Dalton Keene (third round): See Asiasi, above. Bill Belichick said it would take time for Keene to adjust to the pro game, so there’s reason for optimism. It wouldn’t be a surprise if the tight end is used in more multiple roles in 2021, including H-back and fullback.

Season highlight: Most of his work came in the trenches as a blocker, though he did have two catches over the final three games. Again, something to build on.

Justin Rohrwasser (fifth round): The kicker never found his footing after a miserable training camp and spent the season on the practice squad. He’ll get another chance to compete this summer.

Mike Onwenu (sixth round): One of the best value picks of the entire draft, regardless of position, he played multiple spots, including tackle, guard, and jumbo tight end. Belichick said the club will examine whether Onwenu’s future is at guard or tackle, but his versatility — he played nearly 92 percent of the snaps — is invaluable.


Mike Onwenu protects quarterback Cam Newton in the first quarter of a win over the Raiders last season.Jim Davis/Globe Staff

Season highlight: In Week 8, Onwenu pulled around from the right tackle spot and obliterated a pair of hard-charging Bills linebackers on a Damien Harris sweep.

Justin Herron (sixth round): Another great value pick, Herron played right tackle, left tackle, and jumbo tight end as a rookie. He provides great insurance and could be the starter at right tackle should Marcus Cannon decide not to return.

Season highlight: Best example of his skill set (quickness, power, and light feet) came in Week 16 when he bolted to the second level and bully-drove Bills linebacker Tremaine Edmunds to Wrentham to open a huge hole for J.J. Taylor.

Cassh Maluia (sixth round): Linebacker split his season between the 53-man roster and the practice squad, and his contributions came in the kicking game. Could be a core special teamer for years to come.

Dustin Woodard (seventh round): Offensive lineman retired before the season after losing his passion for the game.

J.J. Taylor (undrafted): Climbed a deep running back depth chart to earn a spot and contributed on offense and special teams. Will continue to grow in this offense (especially as a receiver) and provides insurance if free agents James White and Rex Burkhead don’t return.
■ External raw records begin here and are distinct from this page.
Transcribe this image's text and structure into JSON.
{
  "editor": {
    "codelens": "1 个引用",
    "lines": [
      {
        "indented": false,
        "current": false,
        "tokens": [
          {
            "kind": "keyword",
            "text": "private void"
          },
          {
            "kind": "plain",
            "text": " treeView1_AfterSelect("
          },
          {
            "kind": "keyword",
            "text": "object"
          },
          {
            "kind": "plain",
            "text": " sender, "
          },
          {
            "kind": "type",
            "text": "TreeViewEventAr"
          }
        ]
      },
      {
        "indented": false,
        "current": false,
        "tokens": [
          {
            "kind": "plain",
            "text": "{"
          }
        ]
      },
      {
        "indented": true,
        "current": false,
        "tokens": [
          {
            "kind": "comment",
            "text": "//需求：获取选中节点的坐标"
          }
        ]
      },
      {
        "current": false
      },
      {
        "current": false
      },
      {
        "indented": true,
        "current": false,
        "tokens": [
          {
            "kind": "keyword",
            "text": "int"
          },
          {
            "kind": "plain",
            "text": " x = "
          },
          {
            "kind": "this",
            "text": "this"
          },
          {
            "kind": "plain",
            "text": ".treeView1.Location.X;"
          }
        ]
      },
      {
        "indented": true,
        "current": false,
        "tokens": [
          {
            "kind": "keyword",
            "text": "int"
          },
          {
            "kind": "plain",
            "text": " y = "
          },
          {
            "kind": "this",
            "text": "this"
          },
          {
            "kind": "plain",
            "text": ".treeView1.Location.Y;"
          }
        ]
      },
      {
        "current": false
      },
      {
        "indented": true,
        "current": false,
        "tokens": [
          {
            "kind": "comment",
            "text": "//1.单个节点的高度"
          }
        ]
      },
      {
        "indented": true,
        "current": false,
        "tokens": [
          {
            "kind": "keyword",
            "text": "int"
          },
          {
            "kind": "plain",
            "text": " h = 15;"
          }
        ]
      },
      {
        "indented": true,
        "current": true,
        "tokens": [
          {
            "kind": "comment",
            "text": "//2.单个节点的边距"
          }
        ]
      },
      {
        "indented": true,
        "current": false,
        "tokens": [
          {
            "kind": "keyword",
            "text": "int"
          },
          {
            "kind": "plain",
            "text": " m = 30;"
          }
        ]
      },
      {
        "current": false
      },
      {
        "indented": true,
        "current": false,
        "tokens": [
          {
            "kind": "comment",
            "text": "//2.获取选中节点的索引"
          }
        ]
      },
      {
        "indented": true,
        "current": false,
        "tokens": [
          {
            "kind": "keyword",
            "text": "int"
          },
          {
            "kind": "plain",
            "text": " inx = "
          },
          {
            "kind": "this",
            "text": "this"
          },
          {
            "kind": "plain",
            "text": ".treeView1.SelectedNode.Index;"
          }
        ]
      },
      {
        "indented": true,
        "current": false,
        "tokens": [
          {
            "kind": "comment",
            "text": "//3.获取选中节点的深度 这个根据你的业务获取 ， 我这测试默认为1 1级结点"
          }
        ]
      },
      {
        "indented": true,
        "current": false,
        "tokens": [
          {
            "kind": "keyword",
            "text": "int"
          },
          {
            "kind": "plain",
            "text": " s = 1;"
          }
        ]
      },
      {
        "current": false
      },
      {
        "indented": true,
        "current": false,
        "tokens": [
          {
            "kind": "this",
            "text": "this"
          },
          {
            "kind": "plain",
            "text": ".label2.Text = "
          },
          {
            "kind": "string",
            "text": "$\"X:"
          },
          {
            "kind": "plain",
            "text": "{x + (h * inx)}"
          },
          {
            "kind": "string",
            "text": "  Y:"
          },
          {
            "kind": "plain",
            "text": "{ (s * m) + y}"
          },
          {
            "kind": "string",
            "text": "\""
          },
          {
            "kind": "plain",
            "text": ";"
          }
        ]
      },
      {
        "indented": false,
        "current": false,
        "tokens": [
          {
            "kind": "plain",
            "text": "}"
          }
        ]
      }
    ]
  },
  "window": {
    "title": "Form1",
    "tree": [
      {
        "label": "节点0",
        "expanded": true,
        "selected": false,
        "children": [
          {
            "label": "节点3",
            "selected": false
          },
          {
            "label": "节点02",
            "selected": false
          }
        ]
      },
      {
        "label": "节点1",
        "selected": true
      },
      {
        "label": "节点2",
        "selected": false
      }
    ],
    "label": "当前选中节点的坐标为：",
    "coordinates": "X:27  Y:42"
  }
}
Season highlight: His toss sweep against the Raiders displayed his quickness, patience, vision, and ability to finish a play with a pop. Runs tougher than a 5-foot-6-inch, 185-pound man should.

Myles Bryant (undrafted): Came in as a corner but quickly showed in camp that he could handle safety responsibilities as well. He’s smart and instinctive.

Season highlight: His Houdini-like interception against the Rams in Week 14. While swooping in to tackle Robert Woods (who had appeared to make the catch), Bryant ripped the ball out of the receiver’s hands for the takeaway.

Isaiah Zuber (undrafted): Receiver displayed excellent speed and toughness during his four games on the active roster. The practice squad regular is poised for a second-year leap.

Season highlight: He flashed nice quickness on a 13-yard jet sweep against the Raiders. Zuber had four touches (two rushes and two catches) on the year, and three resulted in first downs.

Rashod Berry (undrafted): Was listed as a TE/DE but worked exclusively with the defense and showed steady progress as a practice squad player. Was elevated to the active roster for three games, finishing with one tackle.

Kristian Wilkerson (undrafted): Receiver spent the summer with the Titans before being signed to the practice squad. Had a two-snap cameo against the Jets in Week 9, and he’ll compete for a roster spot in camp.

Jim McBride can be reached at james.mcbride@globe.com. Follow him on Twitter @globejimmcbride.